In a divine family tragedy of artistic proportions, Pablo Picasso left no will to designate what ought to be done with his property: a big mistake, considering that he had 4 separate children with 3 different women, 2 wives, several mistresses, and enough artwork to fill the Empire State Building (literally…it took 7 years just to catalogue all of his work). What resulted was perhaps the greatest and most expensive courtroom family drama, with 50 people working to settle and value his estate, which led to 6 years of bitter legal disputes and $30 million dollars of his estate being lost to legal fees alone! In spite of this, issues have continued to arise regarding the ownership and distribution of his name, image, and artworks, with the government of France claiming thousands of his works as state property to pay off the taxes on his estate. This was all done without regarding the wishes of his large and complicated family, something estate lawyers know all too well, and which the team at Trust Counsel works hard to avoid.  

Although several efforts have been made by Claude Picasso, one of Picasso’s sons, to manage and authenticate the works distributed under his name, including the creation of the Picasso Administration in the 90s, they have not gone without fail. There are still reports of delayed authentications, differing opinions between siblings about which works are authentic and which are forgeries, and confusing sales of works to more than 1 customer at a time, resulting in costly refunds and even more infighting among the artists’ family members.  
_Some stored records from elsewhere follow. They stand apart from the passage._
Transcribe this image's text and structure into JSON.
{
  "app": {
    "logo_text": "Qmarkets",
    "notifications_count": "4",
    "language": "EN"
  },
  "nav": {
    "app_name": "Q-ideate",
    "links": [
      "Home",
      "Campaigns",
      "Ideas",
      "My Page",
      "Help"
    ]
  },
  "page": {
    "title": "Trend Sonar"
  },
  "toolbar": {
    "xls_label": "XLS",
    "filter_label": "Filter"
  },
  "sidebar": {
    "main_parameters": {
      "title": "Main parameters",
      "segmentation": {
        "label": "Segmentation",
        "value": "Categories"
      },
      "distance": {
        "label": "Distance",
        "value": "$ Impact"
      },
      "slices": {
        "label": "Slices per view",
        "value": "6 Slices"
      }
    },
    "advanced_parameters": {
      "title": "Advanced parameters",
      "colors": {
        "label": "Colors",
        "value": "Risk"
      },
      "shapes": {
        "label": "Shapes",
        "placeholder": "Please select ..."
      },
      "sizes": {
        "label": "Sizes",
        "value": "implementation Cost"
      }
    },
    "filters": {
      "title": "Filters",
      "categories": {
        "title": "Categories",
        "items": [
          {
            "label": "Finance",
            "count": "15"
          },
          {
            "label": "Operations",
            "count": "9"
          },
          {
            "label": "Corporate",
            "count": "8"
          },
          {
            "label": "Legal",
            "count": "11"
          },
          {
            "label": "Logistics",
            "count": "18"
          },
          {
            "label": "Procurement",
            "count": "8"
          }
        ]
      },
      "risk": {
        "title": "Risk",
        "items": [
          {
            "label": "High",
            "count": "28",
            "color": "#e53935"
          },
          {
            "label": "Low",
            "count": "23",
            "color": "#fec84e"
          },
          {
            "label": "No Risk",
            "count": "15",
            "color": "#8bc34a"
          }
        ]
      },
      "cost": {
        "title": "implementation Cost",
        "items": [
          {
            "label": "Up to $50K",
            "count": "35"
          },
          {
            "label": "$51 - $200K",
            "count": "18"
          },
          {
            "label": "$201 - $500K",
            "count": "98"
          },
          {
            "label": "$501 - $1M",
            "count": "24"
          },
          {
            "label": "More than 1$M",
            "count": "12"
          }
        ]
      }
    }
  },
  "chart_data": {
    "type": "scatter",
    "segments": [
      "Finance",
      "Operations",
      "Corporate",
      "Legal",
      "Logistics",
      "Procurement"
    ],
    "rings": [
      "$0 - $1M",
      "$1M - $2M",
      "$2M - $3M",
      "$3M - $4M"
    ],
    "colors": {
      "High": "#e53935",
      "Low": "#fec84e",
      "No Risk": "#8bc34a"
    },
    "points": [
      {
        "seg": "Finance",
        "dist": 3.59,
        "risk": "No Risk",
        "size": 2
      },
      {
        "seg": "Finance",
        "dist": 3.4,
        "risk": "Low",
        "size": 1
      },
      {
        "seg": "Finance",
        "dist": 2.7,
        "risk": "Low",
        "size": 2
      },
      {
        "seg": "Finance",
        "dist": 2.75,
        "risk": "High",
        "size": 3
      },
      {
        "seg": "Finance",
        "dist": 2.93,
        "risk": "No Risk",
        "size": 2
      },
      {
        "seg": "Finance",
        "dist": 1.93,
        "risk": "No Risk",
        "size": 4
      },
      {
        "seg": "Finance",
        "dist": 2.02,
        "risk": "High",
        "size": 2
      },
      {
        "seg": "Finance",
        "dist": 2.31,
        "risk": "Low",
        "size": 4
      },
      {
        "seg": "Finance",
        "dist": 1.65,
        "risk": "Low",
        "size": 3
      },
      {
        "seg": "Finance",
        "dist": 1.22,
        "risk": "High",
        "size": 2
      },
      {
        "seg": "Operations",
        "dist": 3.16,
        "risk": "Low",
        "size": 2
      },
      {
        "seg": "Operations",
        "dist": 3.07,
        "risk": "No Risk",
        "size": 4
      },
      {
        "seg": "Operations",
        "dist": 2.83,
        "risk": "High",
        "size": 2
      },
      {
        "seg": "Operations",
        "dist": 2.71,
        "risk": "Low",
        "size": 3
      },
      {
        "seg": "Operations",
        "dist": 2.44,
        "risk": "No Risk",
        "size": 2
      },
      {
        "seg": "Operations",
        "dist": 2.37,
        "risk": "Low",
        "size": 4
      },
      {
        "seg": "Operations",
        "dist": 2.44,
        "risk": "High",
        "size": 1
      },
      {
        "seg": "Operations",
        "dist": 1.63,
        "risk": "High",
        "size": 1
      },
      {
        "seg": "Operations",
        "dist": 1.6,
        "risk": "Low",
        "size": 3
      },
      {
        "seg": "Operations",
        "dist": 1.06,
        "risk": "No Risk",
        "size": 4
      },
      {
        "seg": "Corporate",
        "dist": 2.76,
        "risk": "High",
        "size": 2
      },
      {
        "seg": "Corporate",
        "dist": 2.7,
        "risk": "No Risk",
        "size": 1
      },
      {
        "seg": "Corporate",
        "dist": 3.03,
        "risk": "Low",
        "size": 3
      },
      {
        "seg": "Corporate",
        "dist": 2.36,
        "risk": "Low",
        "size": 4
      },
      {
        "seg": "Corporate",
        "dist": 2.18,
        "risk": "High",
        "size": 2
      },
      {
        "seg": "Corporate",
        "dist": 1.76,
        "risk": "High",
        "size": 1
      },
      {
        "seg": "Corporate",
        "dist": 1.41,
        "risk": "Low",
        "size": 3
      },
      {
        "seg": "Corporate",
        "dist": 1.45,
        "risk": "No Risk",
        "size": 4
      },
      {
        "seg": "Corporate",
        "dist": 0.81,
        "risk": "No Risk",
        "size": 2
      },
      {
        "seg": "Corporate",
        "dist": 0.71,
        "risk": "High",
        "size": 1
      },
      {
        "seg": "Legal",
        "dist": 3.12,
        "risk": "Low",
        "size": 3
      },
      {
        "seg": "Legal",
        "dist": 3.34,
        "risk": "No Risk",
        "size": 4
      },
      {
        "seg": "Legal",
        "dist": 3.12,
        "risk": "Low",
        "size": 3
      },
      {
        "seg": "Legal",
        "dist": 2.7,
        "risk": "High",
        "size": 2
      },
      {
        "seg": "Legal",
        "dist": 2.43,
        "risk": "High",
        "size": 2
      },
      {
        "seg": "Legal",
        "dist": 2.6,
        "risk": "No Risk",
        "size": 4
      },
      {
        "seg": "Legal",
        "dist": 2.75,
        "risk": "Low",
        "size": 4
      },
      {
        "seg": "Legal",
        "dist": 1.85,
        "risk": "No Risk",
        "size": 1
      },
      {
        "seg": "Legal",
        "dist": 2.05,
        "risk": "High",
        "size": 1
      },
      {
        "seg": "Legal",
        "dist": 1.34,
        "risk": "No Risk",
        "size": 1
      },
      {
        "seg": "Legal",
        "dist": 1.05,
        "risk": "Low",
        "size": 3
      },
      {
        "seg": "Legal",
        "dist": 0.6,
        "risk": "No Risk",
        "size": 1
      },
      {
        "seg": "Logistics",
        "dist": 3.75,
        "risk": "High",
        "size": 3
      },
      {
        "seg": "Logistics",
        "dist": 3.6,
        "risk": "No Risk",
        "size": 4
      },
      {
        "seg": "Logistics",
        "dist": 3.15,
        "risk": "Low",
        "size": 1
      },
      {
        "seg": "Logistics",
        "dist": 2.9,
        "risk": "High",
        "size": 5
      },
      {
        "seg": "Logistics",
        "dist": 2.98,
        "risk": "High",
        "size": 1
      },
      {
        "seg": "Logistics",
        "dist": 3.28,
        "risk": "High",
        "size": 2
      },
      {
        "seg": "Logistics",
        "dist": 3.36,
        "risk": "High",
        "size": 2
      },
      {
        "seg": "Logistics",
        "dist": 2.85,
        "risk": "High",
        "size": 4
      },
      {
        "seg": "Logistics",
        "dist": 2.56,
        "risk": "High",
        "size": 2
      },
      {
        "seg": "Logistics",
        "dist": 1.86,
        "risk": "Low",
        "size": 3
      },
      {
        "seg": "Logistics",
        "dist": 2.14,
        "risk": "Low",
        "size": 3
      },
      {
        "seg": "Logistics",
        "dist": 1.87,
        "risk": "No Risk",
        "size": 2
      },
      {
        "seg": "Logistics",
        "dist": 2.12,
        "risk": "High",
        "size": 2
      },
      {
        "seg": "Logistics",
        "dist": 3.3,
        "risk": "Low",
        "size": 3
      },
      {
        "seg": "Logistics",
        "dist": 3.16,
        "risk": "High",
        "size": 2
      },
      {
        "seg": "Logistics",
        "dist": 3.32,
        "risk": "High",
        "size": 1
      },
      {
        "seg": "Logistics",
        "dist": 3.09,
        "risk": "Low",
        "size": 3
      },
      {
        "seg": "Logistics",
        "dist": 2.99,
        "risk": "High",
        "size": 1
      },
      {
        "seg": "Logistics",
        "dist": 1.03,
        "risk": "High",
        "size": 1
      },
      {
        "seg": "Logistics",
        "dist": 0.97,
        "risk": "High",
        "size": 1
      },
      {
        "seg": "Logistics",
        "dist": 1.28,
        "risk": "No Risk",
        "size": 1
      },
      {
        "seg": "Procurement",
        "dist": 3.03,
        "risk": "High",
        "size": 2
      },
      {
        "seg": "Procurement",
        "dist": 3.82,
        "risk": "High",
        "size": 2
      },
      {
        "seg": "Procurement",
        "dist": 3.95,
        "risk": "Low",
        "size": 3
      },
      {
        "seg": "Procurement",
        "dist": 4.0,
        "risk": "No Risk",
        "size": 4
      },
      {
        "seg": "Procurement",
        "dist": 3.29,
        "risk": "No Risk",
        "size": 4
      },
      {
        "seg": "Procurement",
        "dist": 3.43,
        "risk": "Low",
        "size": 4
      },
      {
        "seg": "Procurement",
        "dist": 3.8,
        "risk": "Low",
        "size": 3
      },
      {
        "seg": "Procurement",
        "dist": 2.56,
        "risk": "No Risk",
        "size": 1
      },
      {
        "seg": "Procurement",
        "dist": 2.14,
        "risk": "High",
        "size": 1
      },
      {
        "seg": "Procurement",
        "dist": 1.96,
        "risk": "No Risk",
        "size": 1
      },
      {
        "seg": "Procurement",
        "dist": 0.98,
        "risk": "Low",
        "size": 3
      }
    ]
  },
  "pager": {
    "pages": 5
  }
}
After years of what seemed to be a near-peaceful stalemate between the five living, albeit, quite unofficial, heirs of Picasso’s estate, chaos was bound to strike. And so, it did, when Marina Ruiz-Picasso decided to sell several of her grandfather’s works at the 2020 Sotheby’s Auction. She is often regarded as the only legitimate heir of Picasso’s estate, despite the fact that many of his properties belong to his other, illegitimate children, with Paloma Picasso being the richest of them. This has led to a new bout of disputes as to Picasso’s highly valued estate, since a singular clear and legitimate manager of his estate has yet to be identified. This proves to be a devastating obstacle for the art world, considering that Picasso is the most exhibited, reproduced, stolen, and forged artist of all time.  

All of this goes to show the numerous consequences that can arise as a result of failing to make a will for one’s relatives and loved ones. You may not be a billionaire, or a famous Cubist painter from Spain, but you might have a complex family structure and important property, both physical and intellectual, that you wish to be protected long after your lifetime. Thus, it is important to ensure that whatever your family portrait looks like, it can be one whose future you are properly planning for. Call us today to set up your own meeting and start planning what your estate will look like.